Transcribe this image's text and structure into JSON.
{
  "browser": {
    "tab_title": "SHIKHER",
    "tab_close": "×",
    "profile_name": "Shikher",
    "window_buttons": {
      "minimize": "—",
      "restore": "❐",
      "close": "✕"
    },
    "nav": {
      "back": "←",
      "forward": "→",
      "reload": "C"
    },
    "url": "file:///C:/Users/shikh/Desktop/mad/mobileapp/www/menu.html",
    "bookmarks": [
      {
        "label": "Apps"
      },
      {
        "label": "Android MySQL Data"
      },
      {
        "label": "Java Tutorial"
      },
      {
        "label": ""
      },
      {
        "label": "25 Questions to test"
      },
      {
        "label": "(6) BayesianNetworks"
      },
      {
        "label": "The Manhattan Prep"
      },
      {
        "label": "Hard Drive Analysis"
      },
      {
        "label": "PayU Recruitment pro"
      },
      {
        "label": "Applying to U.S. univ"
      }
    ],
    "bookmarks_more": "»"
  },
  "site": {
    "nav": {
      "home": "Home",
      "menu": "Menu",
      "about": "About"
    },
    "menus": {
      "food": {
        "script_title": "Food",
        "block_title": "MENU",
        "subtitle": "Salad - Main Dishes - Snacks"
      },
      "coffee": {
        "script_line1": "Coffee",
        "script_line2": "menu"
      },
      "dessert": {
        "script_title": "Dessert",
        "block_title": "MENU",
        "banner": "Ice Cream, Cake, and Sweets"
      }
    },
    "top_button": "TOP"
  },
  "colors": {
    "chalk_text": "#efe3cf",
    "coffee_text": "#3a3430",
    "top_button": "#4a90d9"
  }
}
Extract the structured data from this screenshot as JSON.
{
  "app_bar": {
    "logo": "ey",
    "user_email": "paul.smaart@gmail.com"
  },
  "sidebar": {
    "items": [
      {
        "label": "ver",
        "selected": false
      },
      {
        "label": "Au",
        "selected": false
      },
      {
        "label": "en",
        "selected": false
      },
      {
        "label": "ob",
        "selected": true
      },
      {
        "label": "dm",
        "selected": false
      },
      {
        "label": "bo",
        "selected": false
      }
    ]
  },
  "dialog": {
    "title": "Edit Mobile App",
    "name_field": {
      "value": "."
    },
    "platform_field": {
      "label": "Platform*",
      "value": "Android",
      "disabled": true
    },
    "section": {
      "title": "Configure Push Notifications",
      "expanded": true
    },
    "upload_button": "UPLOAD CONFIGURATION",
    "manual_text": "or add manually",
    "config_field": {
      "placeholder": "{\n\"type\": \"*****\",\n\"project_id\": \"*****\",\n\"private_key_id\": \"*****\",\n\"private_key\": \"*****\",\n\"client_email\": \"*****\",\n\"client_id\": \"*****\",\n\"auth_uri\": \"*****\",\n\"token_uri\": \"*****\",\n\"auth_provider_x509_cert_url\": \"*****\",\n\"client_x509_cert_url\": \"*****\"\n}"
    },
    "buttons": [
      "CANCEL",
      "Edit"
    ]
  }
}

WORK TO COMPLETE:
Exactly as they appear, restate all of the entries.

ANSWER:
Transcribe this image's text and structure into JSON.
{
  "browser": {
    "tab_title": "SHIKHER",
    "tab_close": "×",
    "profile_name": "Shikher",
    "window_buttons": {
      "minimize": "—",
      "restore": "❐",
      "close": "✕"
    },
    "nav": {
      "back": "←",
      "forward": "→",
      "reload": "C"
    },
    "url": "file:///C:/Users/shikh/Desktop/mad/mobileapp/www/menu.html",
    "bookmarks": [
      {
        "label": "Apps"
      },
      {
        "label": "Android MySQL Data"
      },
      {
        "label": "Java Tutorial"
      },
      {
        "label": ""
      },
      {
        "label": "25 Questions to test"
      },
      {
        "label": "(6) BayesianNetworks"
      },
      {
        "label": "The Manhattan Prep"
      },
      {
        "label": "Hard Drive Analysis"
      },
      {
        "label": "PayU Recruitment pro"
      },
      {
        "label": "Applying to U.S. univ"
      }
    ],
    "bookmarks_more": "»"
  },
  "site": {
    "nav": {
      "home": "Home",
      "menu": "Menu",
      "about": "About"
    },
    "menus": {
      "food": {
        "script_title": "Food",
        "block_title": "MENU",
        "subtitle": "Salad - Main Dishes - Snacks"
      },
      "coffee": {
        "script_line1": "Coffee",
        "script_line2": "menu"
      },
      "dessert": {
        "script_title": "Dessert",
        "block_title": "MENU",
        "banner": "Ice Cream, Cake, and Sweets"
      }
    },
    "top_button": "TOP"
  },
  "colors": {
    "chalk_text": "#efe3cf",
    "coffee_text": "#3a3430",
    "top_button": "#4a90d9"
  }
}
Extract the structured data from this screenshot as JSON.
{
  "app_bar": {
    "logo": "ey",
    "user_email": "paul.smaart@gmail.com"
  },
  "sidebar": {
    "items": [
      {
        "label": "ver",
        "selected": false
      },
      {
        "label": "Au",
        "selected": false
      },
      {
        "label": "en",
        "selected": false
      },
      {
        "label": "ob",
        "selected": true
      },
      {
        "label": "dm",
        "selected": false
      },
      {
        "label": "bo",
        "selected": false
      }
    ]
  },
  "dialog": {
    "title": "Edit Mobile App",
    "name_field": {
      "value": "."
    },
    "platform_field": {
      "label": "Platform*",
      "value": "Android",
      "disabled": true
    },
    "section": {
      "title": "Configure Push Notifications",
      "expanded": true
    },
    "upload_button": "UPLOAD CONFIGURATION",
    "manual_text": "or add manually",
    "config_field": {
      "placeholder": "{\n\"type\": \"*****\",\n\"project_id\": \"*****\",\n\"private_key_id\": \"*****\",\n\"private_key\": \"*****\",\n\"client_email\": \"*****\",\n\"client_id\": \"*****\",\n\"auth_uri\": \"*****\",\n\"token_uri\": \"*****\",\n\"auth_provider_x509_cert_url\": \"*****\",\n\"client_x509_cert_url\": \"*****\"\n}"
    },
    "buttons": [
      "CANCEL",
      "Edit"
    ]
  }
}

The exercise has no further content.